- [Your objective]
Please report how many lines in the records below contain the word "this", and give nothing else.

---+---

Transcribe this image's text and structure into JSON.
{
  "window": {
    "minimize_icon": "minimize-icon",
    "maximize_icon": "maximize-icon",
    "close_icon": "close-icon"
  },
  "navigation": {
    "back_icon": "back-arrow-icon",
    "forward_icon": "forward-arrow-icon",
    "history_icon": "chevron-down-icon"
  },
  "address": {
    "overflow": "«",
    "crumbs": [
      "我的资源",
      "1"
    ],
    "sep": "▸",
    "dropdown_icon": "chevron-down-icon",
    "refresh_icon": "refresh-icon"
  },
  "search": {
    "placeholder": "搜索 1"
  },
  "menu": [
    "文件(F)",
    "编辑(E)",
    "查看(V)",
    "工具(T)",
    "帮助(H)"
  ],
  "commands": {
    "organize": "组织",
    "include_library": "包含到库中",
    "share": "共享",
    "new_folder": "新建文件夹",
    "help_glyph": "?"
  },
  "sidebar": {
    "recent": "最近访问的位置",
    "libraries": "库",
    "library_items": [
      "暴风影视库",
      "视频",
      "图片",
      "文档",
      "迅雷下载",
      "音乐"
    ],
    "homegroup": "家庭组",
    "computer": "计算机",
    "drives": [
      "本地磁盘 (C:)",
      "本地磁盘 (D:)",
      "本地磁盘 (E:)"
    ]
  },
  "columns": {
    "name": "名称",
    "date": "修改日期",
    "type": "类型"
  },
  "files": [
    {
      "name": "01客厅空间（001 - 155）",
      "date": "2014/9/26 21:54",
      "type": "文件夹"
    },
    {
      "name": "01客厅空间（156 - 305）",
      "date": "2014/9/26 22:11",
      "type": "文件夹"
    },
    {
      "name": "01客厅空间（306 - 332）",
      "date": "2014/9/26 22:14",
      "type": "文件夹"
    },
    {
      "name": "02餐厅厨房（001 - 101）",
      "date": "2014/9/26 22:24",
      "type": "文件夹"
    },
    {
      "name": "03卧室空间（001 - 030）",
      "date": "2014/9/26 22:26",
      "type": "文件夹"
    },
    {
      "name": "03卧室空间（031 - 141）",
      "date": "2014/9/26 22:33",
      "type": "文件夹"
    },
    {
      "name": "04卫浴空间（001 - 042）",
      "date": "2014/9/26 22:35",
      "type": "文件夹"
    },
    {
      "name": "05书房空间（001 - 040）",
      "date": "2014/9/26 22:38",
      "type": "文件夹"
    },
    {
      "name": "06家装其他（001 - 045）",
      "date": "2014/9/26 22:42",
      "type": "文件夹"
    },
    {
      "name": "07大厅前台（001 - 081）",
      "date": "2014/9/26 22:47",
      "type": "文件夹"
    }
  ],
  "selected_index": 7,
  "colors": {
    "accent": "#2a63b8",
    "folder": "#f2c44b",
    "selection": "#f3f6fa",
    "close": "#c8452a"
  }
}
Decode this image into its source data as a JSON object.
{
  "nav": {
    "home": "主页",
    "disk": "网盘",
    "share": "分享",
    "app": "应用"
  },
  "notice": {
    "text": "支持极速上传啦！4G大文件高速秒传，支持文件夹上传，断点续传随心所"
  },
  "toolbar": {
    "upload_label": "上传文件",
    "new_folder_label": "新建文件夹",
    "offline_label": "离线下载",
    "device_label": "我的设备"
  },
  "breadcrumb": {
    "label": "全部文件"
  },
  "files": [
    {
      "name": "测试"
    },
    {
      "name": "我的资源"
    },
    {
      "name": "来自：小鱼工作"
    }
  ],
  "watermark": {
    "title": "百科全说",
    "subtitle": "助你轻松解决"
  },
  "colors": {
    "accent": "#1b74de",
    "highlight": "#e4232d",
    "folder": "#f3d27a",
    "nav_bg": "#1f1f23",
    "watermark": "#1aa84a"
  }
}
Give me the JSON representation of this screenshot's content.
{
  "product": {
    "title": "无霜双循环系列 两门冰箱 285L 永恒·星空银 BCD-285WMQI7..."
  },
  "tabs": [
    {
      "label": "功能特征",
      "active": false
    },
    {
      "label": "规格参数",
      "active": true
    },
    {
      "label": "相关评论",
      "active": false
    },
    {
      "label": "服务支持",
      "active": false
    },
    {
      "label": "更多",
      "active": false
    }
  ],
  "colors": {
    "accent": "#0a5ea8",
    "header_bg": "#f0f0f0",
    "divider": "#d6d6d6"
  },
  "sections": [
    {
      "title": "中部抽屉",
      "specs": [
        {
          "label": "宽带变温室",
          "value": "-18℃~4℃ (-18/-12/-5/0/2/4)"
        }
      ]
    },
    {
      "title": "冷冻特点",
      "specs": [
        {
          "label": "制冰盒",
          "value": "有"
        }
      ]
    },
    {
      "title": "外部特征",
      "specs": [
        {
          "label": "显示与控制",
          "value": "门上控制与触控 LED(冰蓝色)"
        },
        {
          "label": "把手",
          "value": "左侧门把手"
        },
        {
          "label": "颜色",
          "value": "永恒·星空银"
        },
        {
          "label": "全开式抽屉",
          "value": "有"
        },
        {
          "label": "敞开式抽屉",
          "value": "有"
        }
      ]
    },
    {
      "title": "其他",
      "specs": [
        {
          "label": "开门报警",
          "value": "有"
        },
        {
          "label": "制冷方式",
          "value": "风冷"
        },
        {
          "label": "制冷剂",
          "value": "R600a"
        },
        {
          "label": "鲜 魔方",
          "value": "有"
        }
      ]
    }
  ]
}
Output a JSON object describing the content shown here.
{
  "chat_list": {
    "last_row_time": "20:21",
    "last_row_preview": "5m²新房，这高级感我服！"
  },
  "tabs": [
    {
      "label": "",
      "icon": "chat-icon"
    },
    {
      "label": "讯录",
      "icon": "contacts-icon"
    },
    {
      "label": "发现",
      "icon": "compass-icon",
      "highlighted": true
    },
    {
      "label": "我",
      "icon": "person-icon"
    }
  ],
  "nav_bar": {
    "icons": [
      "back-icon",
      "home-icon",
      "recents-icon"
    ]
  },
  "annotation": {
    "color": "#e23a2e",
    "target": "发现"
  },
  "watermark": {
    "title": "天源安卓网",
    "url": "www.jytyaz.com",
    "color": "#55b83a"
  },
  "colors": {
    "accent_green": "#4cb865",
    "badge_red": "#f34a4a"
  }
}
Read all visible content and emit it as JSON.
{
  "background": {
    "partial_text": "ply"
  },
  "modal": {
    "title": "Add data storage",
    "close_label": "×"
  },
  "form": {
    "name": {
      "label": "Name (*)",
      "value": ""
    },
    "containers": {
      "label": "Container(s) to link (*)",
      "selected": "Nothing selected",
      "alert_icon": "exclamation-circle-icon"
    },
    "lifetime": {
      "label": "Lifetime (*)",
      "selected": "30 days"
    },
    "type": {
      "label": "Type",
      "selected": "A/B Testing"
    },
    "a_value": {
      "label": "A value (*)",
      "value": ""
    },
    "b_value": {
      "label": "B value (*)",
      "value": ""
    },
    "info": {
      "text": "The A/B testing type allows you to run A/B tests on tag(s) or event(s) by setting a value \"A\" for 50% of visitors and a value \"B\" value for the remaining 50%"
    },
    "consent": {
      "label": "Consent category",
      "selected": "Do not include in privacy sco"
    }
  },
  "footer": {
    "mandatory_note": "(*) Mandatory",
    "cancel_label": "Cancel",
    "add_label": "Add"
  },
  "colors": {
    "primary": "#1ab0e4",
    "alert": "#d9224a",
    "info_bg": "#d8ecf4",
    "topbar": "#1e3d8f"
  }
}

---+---

- [Answer space]
3